The First-Trenitalia bid was picked over Chinese consortium led by the Hong Kong operator MTR, First’s partner on South Western.

HeraldScotland: Interview with Housing Minister Grant Shapps

Transport Secretary Grant Shapps said the bid was part of a shift to a new model for rail.

The partnership was supported by Keith Williams, who has been commissioned to look at changes to the rail franchising system.

Keith Williams, who is leading a government rail review and has already said that franchising must change, endorsed the West Coast Partnership contract as “a step forward that is firmly in line with the review … capable of incorporating the reforms needed for the future”.

Mr Shapps said:“This award is positive news for passengers, with more services, more direct connections and ambitious plans for a cleaner, greener railway, and also represents a decisive shift towards a new model for rail."

And he added: "We need them [the rail companies] paid for running the blooming trains on time and not for doing a bunch of other things. And that's what this new contract on the West Coast is about."

READ MORE: Activist escalates hostilities in war of words with FirstGroup

The first phase of the partnership will run from December to March 2026, when First Trenitalia will operate the existing InterCity West Coast services. The second phase will run from March 2026 to March 2031, when it will operate the HS2 high-speed rail service.

The shadow transport secretary, Andy McDonald, said that awarding First such a complex contract was “a gross error of judgment”.

The RMT union said the award, coming on the day higher rail fares are confirmed, was “anothe‎r political fix by a government whose privatised franchise model is collapsing around their ears”.

Its general secretary, Mick Cash, said the government was “taking yet another gamble on the crucial west coast lines with one of the dwindling number of private operator consortia left in the game”.

A spokesman for MTR said it was “very disappointed” to miss out on the contract, adding “we felt that our bid was highly competitive, bringing together the best of MTR’s proven track record for providing excellent passenger service with extensive global experience in the design and operation of High Speed Rail services”.
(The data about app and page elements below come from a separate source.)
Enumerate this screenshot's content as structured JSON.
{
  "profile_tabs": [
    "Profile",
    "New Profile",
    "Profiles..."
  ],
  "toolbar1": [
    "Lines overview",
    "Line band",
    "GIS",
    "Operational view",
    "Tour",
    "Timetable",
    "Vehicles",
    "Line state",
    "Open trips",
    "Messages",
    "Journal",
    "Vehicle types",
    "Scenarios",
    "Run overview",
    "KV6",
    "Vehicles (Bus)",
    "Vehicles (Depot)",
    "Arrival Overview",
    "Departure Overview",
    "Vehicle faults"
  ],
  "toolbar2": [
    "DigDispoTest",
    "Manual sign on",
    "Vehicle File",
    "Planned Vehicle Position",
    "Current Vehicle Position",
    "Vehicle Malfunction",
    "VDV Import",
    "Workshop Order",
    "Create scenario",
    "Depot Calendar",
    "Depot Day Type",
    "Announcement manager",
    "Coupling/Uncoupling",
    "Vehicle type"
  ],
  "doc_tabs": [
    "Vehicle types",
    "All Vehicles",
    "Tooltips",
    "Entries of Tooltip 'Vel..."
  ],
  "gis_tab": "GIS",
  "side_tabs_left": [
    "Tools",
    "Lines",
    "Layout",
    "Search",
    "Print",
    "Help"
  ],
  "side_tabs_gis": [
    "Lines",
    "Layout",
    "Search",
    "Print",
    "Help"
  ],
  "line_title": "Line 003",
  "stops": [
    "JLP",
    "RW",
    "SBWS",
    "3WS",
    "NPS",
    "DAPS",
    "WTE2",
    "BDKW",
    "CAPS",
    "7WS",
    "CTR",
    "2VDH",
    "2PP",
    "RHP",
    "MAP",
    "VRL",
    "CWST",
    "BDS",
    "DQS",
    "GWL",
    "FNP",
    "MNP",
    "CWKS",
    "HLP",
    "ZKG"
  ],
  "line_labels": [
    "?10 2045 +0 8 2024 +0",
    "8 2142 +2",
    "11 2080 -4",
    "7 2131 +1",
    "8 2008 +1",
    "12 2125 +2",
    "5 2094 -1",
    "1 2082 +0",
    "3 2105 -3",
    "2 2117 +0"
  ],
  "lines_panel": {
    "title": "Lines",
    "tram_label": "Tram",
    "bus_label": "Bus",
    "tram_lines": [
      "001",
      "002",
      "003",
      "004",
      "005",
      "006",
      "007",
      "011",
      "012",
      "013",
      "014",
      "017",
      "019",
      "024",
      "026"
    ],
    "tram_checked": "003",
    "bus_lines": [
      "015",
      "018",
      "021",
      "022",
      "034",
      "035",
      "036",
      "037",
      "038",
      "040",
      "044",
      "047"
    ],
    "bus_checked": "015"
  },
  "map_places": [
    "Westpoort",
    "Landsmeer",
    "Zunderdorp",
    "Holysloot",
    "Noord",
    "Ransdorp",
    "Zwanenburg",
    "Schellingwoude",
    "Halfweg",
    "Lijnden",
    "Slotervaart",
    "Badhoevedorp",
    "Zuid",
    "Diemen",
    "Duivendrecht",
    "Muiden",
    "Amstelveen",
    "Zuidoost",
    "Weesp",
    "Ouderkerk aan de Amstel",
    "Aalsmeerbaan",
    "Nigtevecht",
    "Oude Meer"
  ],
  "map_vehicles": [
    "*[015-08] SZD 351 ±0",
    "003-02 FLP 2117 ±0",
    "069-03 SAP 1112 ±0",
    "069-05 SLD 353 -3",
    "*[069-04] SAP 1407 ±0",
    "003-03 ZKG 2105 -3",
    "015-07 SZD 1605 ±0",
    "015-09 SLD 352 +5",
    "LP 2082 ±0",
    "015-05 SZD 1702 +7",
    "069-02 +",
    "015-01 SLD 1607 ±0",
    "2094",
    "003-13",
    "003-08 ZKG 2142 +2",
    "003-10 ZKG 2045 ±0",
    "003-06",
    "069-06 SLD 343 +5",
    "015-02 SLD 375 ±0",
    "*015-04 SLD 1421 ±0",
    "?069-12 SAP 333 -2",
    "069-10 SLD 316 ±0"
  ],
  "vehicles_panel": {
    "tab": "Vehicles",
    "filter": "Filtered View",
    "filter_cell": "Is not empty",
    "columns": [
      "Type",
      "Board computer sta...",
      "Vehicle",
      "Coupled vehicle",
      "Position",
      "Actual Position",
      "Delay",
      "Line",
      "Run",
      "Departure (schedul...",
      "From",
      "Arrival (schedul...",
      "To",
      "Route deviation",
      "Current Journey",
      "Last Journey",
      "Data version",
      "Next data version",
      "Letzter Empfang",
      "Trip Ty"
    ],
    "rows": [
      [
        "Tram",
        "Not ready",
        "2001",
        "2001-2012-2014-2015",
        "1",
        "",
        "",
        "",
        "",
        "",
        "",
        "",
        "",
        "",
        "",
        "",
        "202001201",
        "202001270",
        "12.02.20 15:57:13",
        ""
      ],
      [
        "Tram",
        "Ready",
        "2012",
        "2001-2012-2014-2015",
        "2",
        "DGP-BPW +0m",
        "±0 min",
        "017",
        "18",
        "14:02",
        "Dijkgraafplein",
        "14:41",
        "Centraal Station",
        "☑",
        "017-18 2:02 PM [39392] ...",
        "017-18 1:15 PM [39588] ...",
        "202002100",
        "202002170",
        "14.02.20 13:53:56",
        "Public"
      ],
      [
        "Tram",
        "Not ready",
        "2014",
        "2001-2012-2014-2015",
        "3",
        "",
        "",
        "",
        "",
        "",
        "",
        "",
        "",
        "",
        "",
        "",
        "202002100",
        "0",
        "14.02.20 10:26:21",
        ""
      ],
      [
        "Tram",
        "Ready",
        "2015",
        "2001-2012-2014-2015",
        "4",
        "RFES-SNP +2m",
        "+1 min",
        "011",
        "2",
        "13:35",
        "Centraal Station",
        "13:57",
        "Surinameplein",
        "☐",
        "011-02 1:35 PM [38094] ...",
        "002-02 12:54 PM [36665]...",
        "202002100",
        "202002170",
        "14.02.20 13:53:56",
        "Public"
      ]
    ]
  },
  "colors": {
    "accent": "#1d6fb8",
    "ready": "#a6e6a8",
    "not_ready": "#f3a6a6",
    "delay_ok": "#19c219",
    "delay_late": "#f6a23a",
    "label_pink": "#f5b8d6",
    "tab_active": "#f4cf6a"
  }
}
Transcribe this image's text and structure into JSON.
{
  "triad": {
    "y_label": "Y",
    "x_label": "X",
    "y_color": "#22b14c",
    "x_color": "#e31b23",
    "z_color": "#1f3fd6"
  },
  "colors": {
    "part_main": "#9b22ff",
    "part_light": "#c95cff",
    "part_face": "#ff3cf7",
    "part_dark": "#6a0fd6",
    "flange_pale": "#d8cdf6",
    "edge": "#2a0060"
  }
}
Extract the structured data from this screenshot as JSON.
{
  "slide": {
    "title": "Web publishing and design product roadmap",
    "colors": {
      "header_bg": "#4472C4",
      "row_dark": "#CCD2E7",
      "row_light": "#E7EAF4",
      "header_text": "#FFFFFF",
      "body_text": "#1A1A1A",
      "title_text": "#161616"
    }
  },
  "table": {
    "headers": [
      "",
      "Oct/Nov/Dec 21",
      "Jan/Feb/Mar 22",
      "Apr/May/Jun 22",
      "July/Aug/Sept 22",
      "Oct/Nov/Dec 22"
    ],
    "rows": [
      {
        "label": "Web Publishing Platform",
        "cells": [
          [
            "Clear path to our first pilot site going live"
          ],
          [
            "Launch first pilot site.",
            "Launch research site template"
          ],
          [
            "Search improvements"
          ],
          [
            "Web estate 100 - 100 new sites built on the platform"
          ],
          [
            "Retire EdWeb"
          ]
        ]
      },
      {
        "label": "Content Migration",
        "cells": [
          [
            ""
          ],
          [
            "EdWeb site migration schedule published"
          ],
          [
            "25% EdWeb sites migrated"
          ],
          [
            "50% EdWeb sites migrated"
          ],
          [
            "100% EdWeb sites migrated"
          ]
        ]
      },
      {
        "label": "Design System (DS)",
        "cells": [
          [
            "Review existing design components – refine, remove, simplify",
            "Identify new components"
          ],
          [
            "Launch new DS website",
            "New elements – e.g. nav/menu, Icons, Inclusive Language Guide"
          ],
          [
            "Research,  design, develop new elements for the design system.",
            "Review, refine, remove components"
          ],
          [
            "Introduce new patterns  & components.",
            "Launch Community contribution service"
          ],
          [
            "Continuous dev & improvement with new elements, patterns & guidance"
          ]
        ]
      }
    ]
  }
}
“We will seek clarification from the Department for Transport about why we were unsuccessful.”